Adam came to Ireland because it was a rich country but also because it was an island. It would never change. True, the sea would batter its coast and take some land and make new land somewhere else. Also true, global warming would bring with it unpleasant consequences, and the sea would soon enough creep up the streets and little roads. But, nevertheless, what attracted Adam to Ireland was its dependability. Dublin, where he now lived, would always be on the east coast. Athlone, where he had not yet been, would always be in the centre. Adam valued permanence. He did not regret leaving Poland. He had grown up in the town of Bialystok, in the east. In the time of his grandfather, it had been nearer the west. In the generation before that, there had been no Poland. And again, for some time in his father’s childhood, Poland had ceased to exist. Adam himself remembered clearly the excitement and noise among the adults as the Berlin Wall came down and Poland became, again, a different place. Poland never stayed still. But Ireland did. That was why he was in Dublin, Ireland’s capital, in the late autumn. And that was why he had bought a yard brush.
The leaves had started to fall. Adam stood at his only window and looked at them fall and slide and gather and disperse, along both sides of the street, and down its centre, under the Jeeps and Volvos, and carried in the wind, over garden walls and past his window. They never stayed still.

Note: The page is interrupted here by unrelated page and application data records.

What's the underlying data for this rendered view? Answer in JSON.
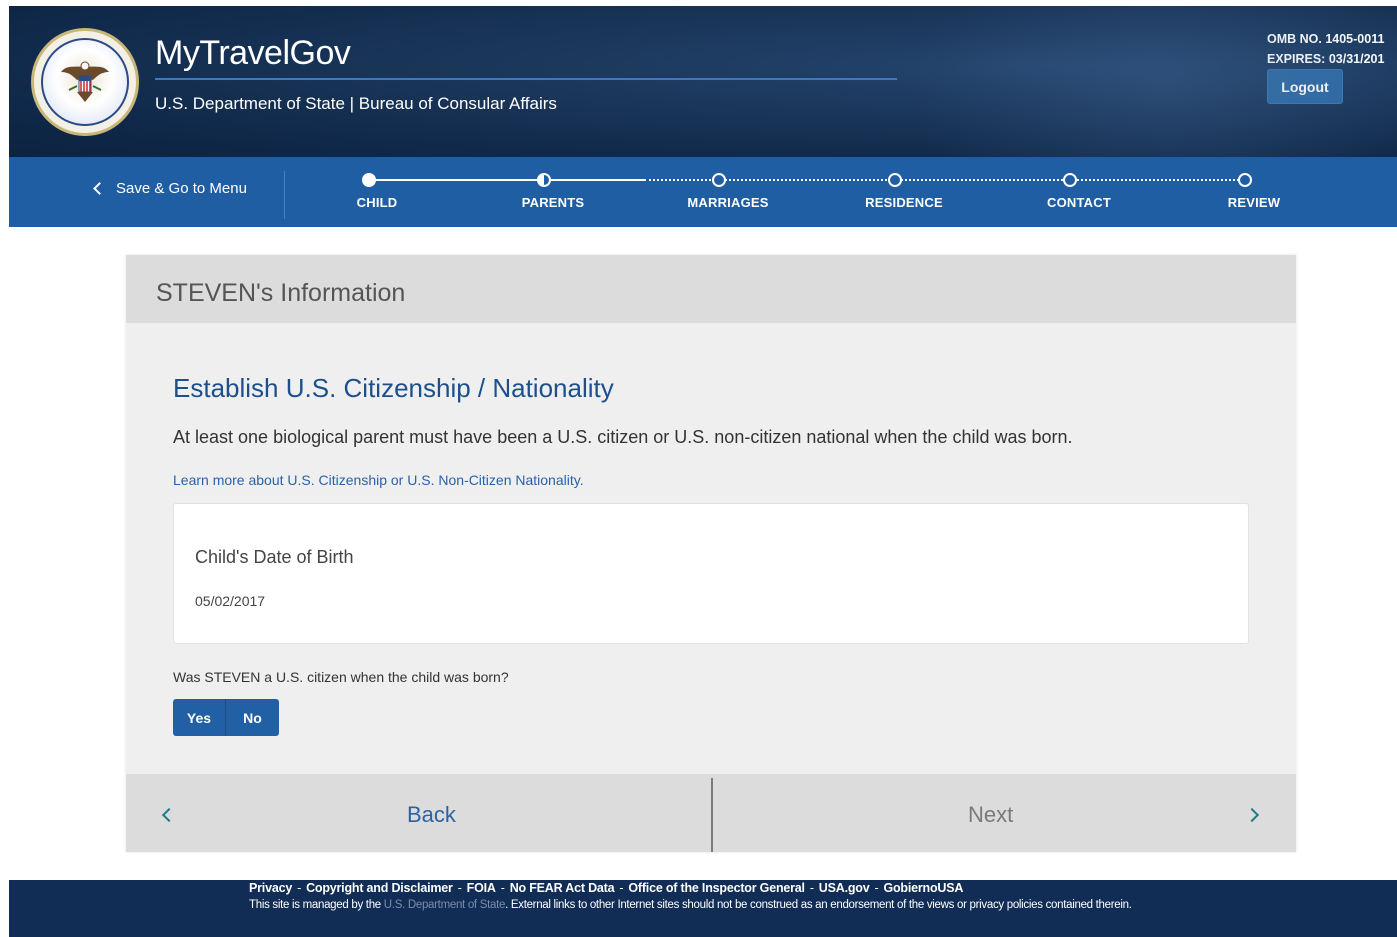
{
  "header": {
    "app_title": "MyTravelGov",
    "department": "U.S. Department of State | Bureau of Consular Affairs",
    "omb_number": "OMB NO. 1405-0011",
    "expires": "EXPIRES: 03/31/201",
    "logout_label": "Logout"
  },
  "progress": {
    "save_menu_label": "Save & Go to Menu",
    "steps": [
      {
        "label": "CHILD",
        "state": "complete"
      },
      {
        "label": "PARENTS",
        "state": "current"
      },
      {
        "label": "MARRIAGES",
        "state": "upcoming"
      },
      {
        "label": "RESIDENCE",
        "state": "upcoming"
      },
      {
        "label": "CONTACT",
        "state": "upcoming"
      },
      {
        "label": "REVIEW",
        "state": "upcoming"
      }
    ]
  },
  "panel": {
    "title": "STEVEN's Information",
    "section_title": "Establish U.S. Citizenship / Nationality",
    "intro": "At least one biological parent must have been a U.S. citizen or U.S. non-citizen national when the child was born.",
    "learn_more_link": "Learn more about U.S. Citizenship or U.S. Non-Citizen Nationality.",
    "dob_label": "Child's Date of Birth",
    "dob_value": "05/02/2017",
    "question": "Was STEVEN a U.S. citizen when the child was born?",
    "yes_label": "Yes",
    "no_label": "No",
    "back_label": "Back",
    "next_label": "Next"
  },
  "footer": {
    "links": [
      "Privacy",
      "Copyright and Disclaimer",
      "FOIA",
      "No FEAR Act Data",
      "Office of the Inspector General",
      "USA.gov",
      "GobiernoUSA"
    ],
    "separator": "-",
    "note_prefix": "This site is managed by the ",
    "note_dept": "U.S. Department of State",
    "note_suffix": ". External links to other Internet sites should not be construed as an endorsement of the views or privacy policies contained therein."
  },
  "colors": {
    "header_bg": "#10294a",
    "nav_blue": "#205ea3",
    "link_blue": "#2a62a8",
    "heading_blue": "#1c4f8c",
    "footer_bg": "#112d55"
  }
}
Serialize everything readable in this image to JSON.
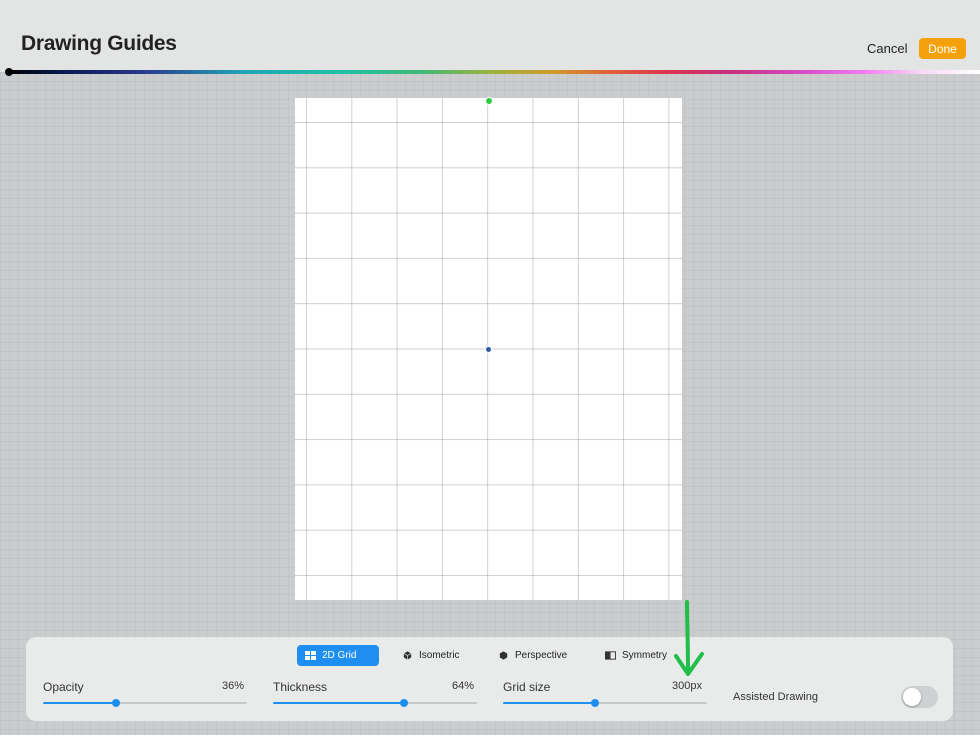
{
  "header": {
    "title": "Drawing Guides",
    "cancel_label": "Cancel",
    "done_label": "Done",
    "done_color": "#f5a10b"
  },
  "tabs": [
    {
      "label": "2D Grid",
      "icon": "grid-icon",
      "active": true
    },
    {
      "label": "Isometric",
      "icon": "cube-icon",
      "active": false
    },
    {
      "label": "Perspective",
      "icon": "hexagon-icon",
      "active": false
    },
    {
      "label": "Symmetry",
      "icon": "symmetry-icon",
      "active": false
    }
  ],
  "sliders": [
    {
      "label": "Opacity",
      "value_text": "36%",
      "value": 0.36
    },
    {
      "label": "Thickness",
      "value_text": "64%",
      "value": 0.64
    },
    {
      "label": "Grid size",
      "value_text": "300px",
      "value": 0.45
    }
  ],
  "assisted_drawing": {
    "label": "Assisted Drawing",
    "enabled": false
  },
  "accent_color": "#1f8ef1",
  "annotation": {
    "icon": "green-arrow-down-icon",
    "color": "#1fbf4a"
  }
}
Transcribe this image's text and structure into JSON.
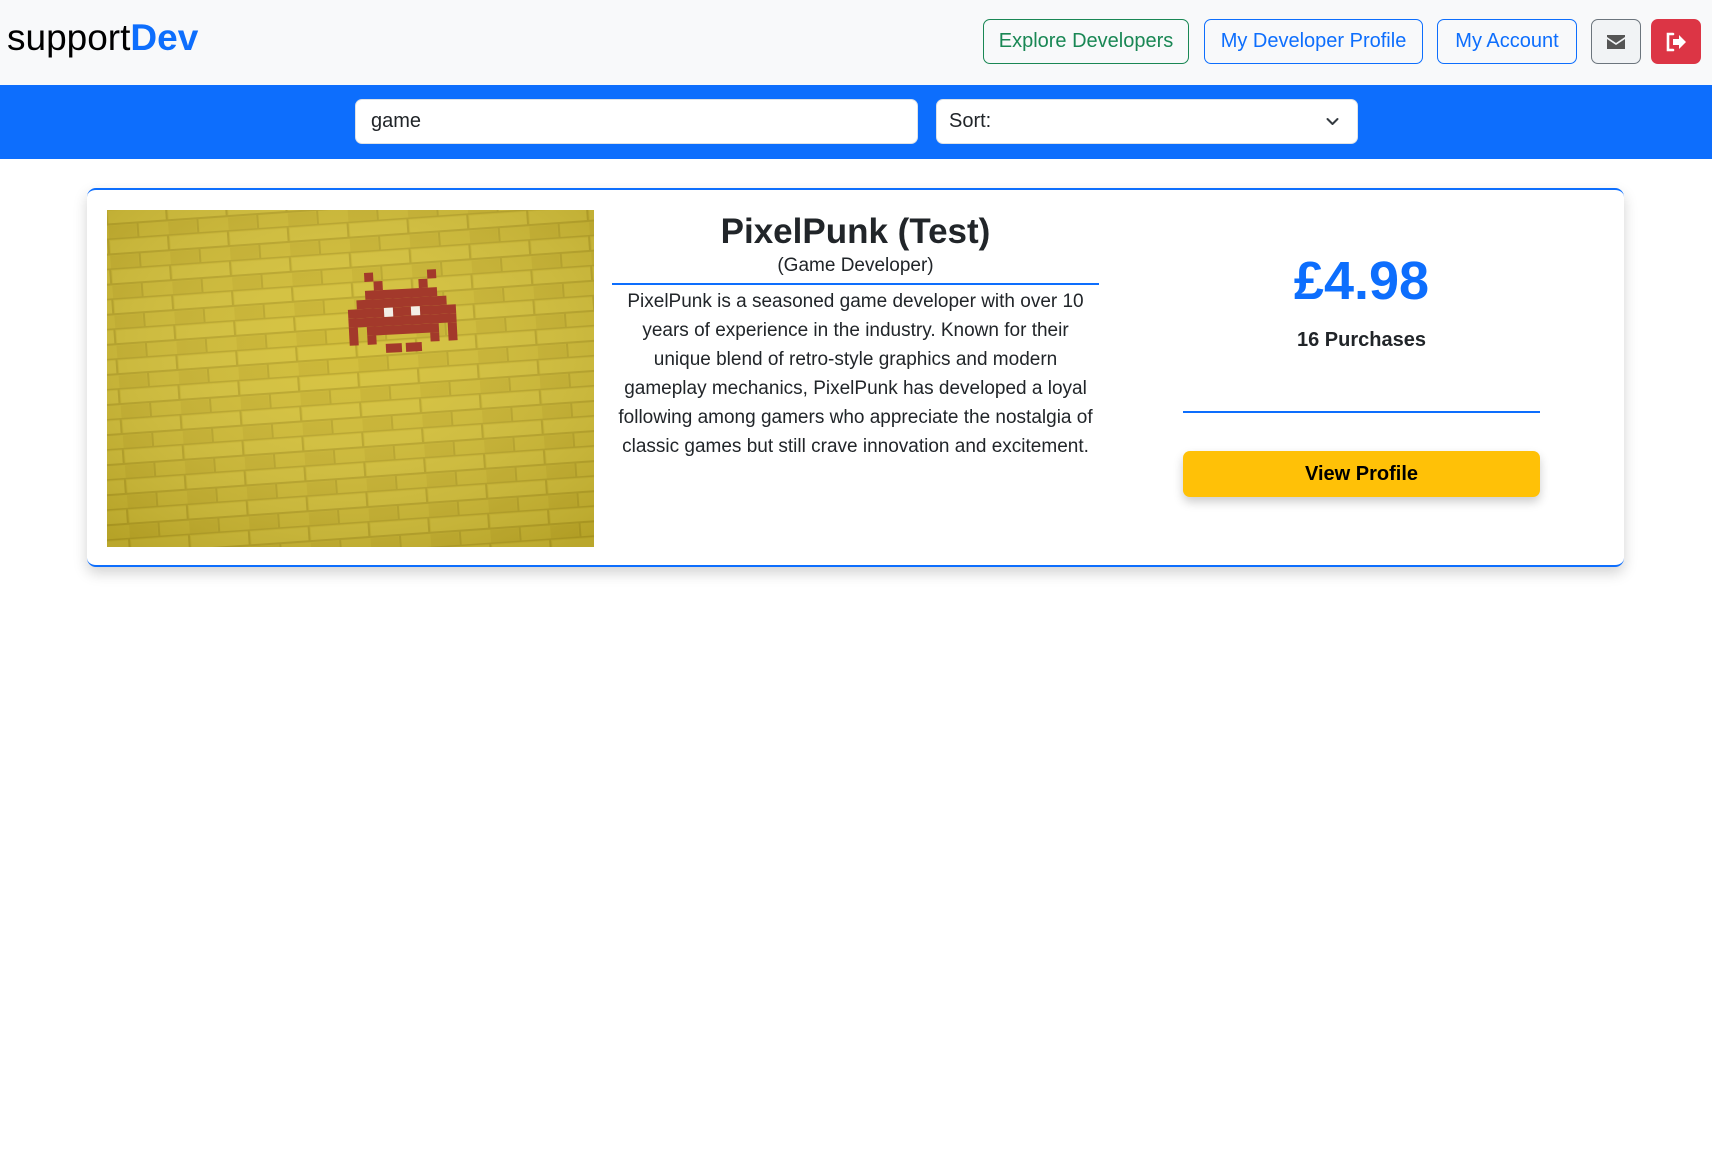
{
  "brand": {
    "prefix": "support",
    "accent": "Dev"
  },
  "nav": {
    "explore_label": "Explore Developers",
    "dev_profile_label": "My Developer Profile",
    "account_label": "My Account",
    "mail_icon": "envelope-icon",
    "logout_icon": "sign-out-icon"
  },
  "search": {
    "value": "game",
    "sort_label": "Sort:"
  },
  "results": [
    {
      "name": "PixelPunk (Test)",
      "role": "(Game Developer)",
      "description": "PixelPunk is a seasoned game developer with over 10 years of experience in the industry. Known for their unique blend of retro-style graphics and modern gameplay mechanics, PixelPunk has developed a loyal following among gamers who appreciate the nostalgia of classic games but still crave innovation and excitement.",
      "price": "£4.98",
      "purchases": "16 Purchases",
      "button_label": "View Profile"
    }
  ],
  "colors": {
    "primary": "#0d6efd",
    "success": "#198754",
    "danger": "#dc3545",
    "warning": "#ffc107",
    "brick_yellow": "#c9b52a",
    "invader_red": "#a0392a"
  }
}
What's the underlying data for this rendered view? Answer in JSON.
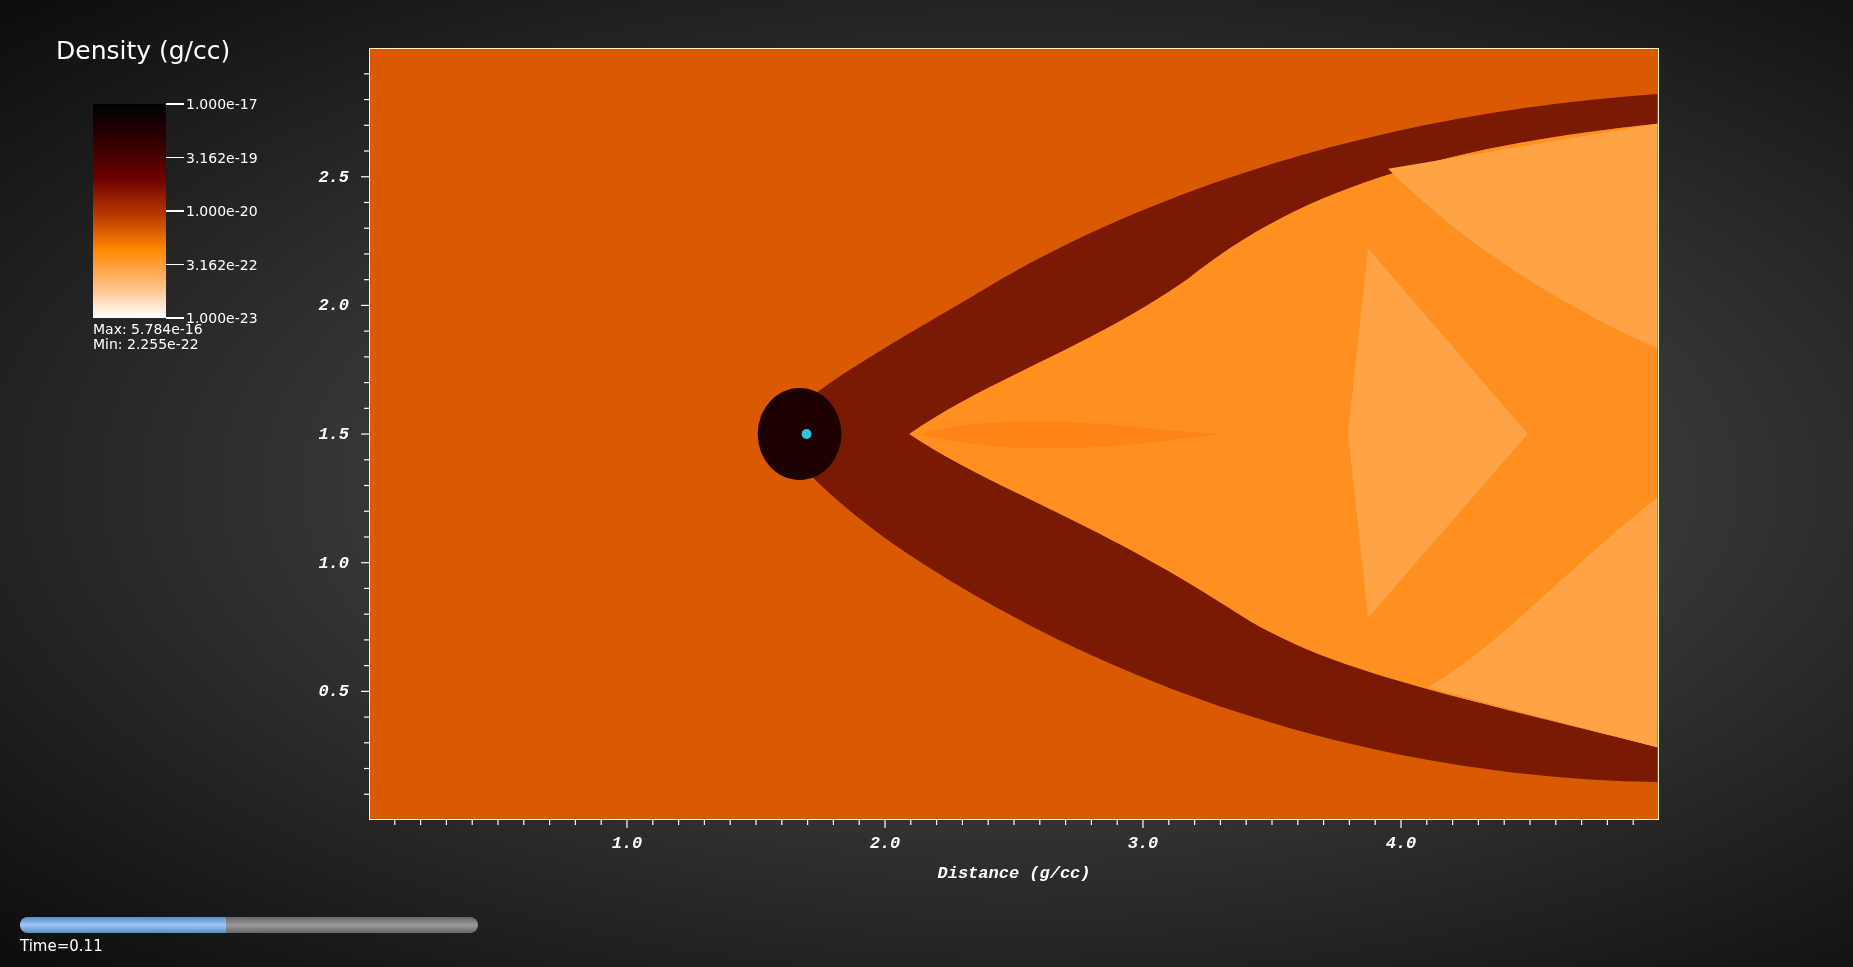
{
  "legend": {
    "title": "Density (g/cc)",
    "ticks": [
      "1.000e-17",
      "3.162e-19",
      "1.000e-20",
      "3.162e-22",
      "1.000e-23"
    ],
    "max": "Max:  5.784e-16",
    "min": "Min:  2.255e-22"
  },
  "plot": {
    "y_ticks": [
      "2.5",
      "2.0",
      "1.5",
      "1.0",
      "0.5"
    ],
    "x_ticks": [
      "1.0",
      "2.0",
      "3.0",
      "4.0"
    ],
    "x_label": "Distance (g/cc)"
  },
  "time_slider": {
    "level": 0.45,
    "label": "Time=0.11"
  }
}
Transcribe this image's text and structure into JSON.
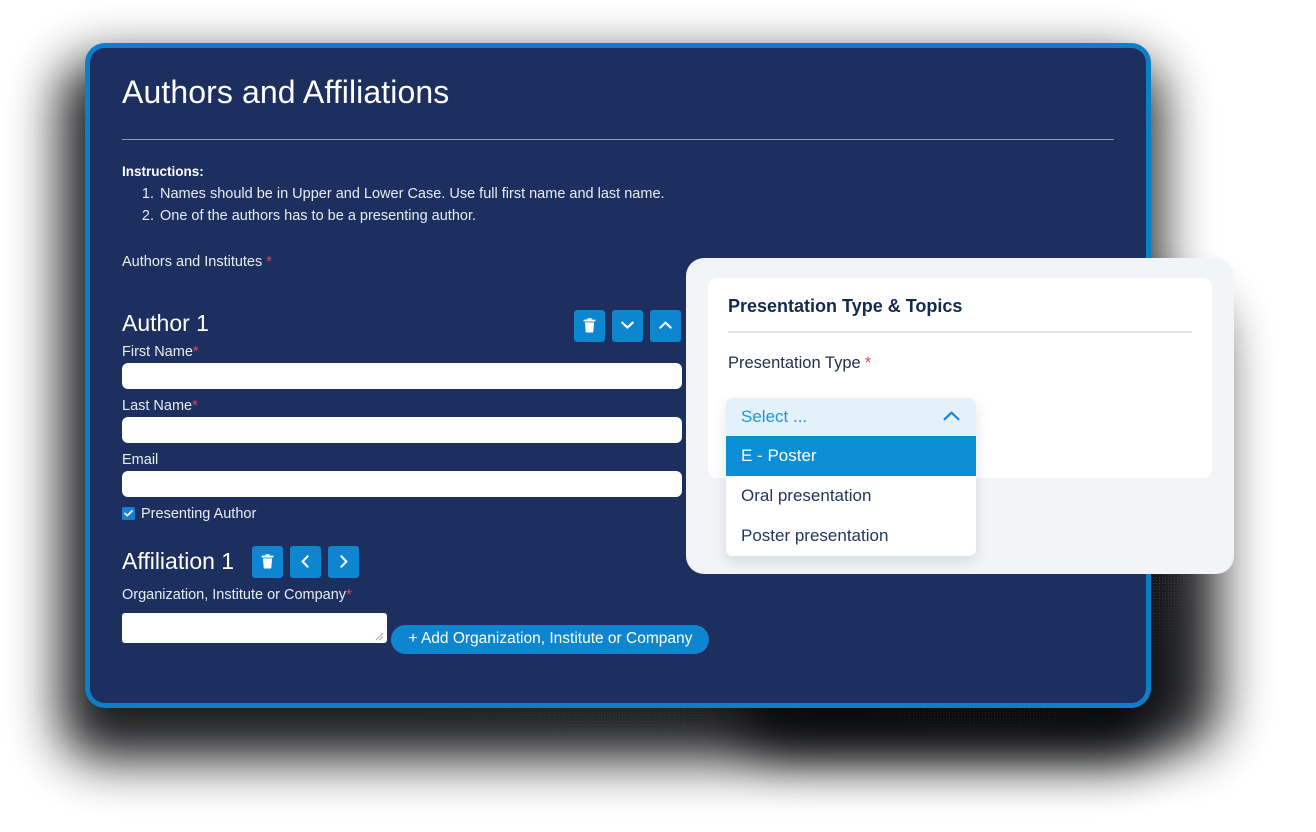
{
  "form_panel": {
    "title": "Authors and Affiliations",
    "instructions_heading": "Instructions:",
    "instructions": [
      "Names should be in Upper and Lower Case. Use full first name and last name.",
      "One of the authors has to be a presenting author."
    ],
    "section_legend": "Authors and Institutes",
    "required_mark": "*",
    "author": {
      "heading": "Author 1",
      "buttons": [
        {
          "name": "delete-author-button",
          "icon": "trash-icon"
        },
        {
          "name": "move-author-down-button",
          "icon": "chevron-down-icon"
        },
        {
          "name": "move-author-up-button",
          "icon": "chevron-up-icon"
        }
      ],
      "fields": [
        {
          "label": "First Name",
          "required": true,
          "value": "",
          "placeholder": ""
        },
        {
          "label": "Last Name",
          "required": true,
          "value": "",
          "placeholder": ""
        },
        {
          "label": "Email",
          "required": false,
          "value": "",
          "placeholder": ""
        }
      ],
      "presenting_author_label": "Presenting Author",
      "presenting_author_checked": true
    },
    "affiliation": {
      "heading": "Affiliation 1",
      "buttons": [
        {
          "name": "delete-affiliation-button",
          "icon": "trash-icon"
        },
        {
          "name": "move-affiliation-left-button",
          "icon": "chevron-left-icon"
        },
        {
          "name": "move-affiliation-right-button",
          "icon": "chevron-right-icon"
        }
      ],
      "org_label": "Organization, Institute or Company",
      "org_required": true,
      "org_value": "",
      "add_button_label": "+ Add Organization, Institute or Company"
    }
  },
  "side_card": {
    "title": "Presentation Type & Topics",
    "field_label": "Presentation Type",
    "required_mark": "*",
    "dropdown": {
      "selected_text": "Select ...",
      "expanded": true,
      "chevron": "chevron-up-icon",
      "options": [
        {
          "label": "E - Poster",
          "highlighted": true
        },
        {
          "label": "Oral presentation",
          "highlighted": false
        },
        {
          "label": "Poster presentation",
          "highlighted": false
        }
      ]
    }
  },
  "colors": {
    "navy_panel": "#1c2f5e",
    "panel_border_blue": "#0d7fc9",
    "accent_blue": "#0d86cf",
    "dropdown_highlight": "#0a8fd4",
    "dropdown_trigger_bg": "#e3f1fb",
    "dropdown_trigger_text": "#2196d8",
    "required_red": "#e8445a",
    "card_gray": "#f2f4f7"
  }
}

Adam was an artist. His work was often called ‘precise’. The precision impressed, and quite often frightened, people who looked, or even glanced, at the paintings.
–How did he do that?
–It’s even more exact than a photograph.
–There’s something evil about it; let’s get out of here.
The street disappeared under the thick carpet of leaves. Yet no one seemed to care. Women parked their sports cars on top of hills made of leaves. Old ladies stood still, surrounded by leaves, and waited for the wind to blow a pathway for them. Men came home carrying laptop bags and brown paper bags full of wine and cheese. But Adam saw no one carry a brush.
Adam painted only what was permanent. It was why he painted. Stones. Cliffs. Cathedrals, bridges. He had painted ruins, but only after they had stayed unalterably ruined for hundreds of years. He accepted slow change; he realised that time would not stand still. But sudden things – fireworks, puberty, death, the snow that blanketed Poland, suddenly, in a matter of hours every year – they all upset him. He had lost his father, suddenly; his mother, suddenly. His brother; grandmother; girlfriends; several jobs; his house keys, many times – all suddenly.
The Irish leaves fell like Polish snow. But unlike snow, shockingly unlike snow, they lifted, fell, dispersed, re-gathered, became the rustlings of Adam’s nightmares. They never settled and let him rest. He lay down but he could not sleep. The drug addict in the room next to Adam’s played the greatest hits of Tina Turner until two hours after dawn. But it was not the adult-orientated rock that kept Adam awake. He quite liked Tina Turner. All those years, she had never changed. No; it was the leaves.
Adam bought the brush. He could not afford it. But as he stood on the windy street, he was almost happy. He started outside the house of an old woman. He swept the leaves off the path.
He turned and saw, not the old woman, but a younger, very attractive woman.
–Are you from the Council? she asked.
–No, said Adam.
–Then piss off, said the woman.
Her hostility was a shock. Adam had hoped that his sweeping would be welcomed. His new neighbours would smile and wave and he, in turn, would smile and wave. He was a lonely man, and shy. By providing this help, he would become a neighbour. But Adam’s help wasn’t wanted.
–Why are you doing that?
–You’re only making it worse.
He gave up.
He stood at his window and watched as a man from the City Council came down the street and swept away most of the leaves. No one came out and objected. Adam had never felt more isolated and alone.
But then he got a job.
It was quite an unusual job. He had to pretend that he was a student of art.
–But I am already an artist, said Adam.
–My friend, said his new employer, –that does not matter. Listen. You ring the bell and when it is answered, you say these words to the nice lady who stands there: ‘I am a student from Russia, do you want to see my paintings?’
© Roddy Doyle 2006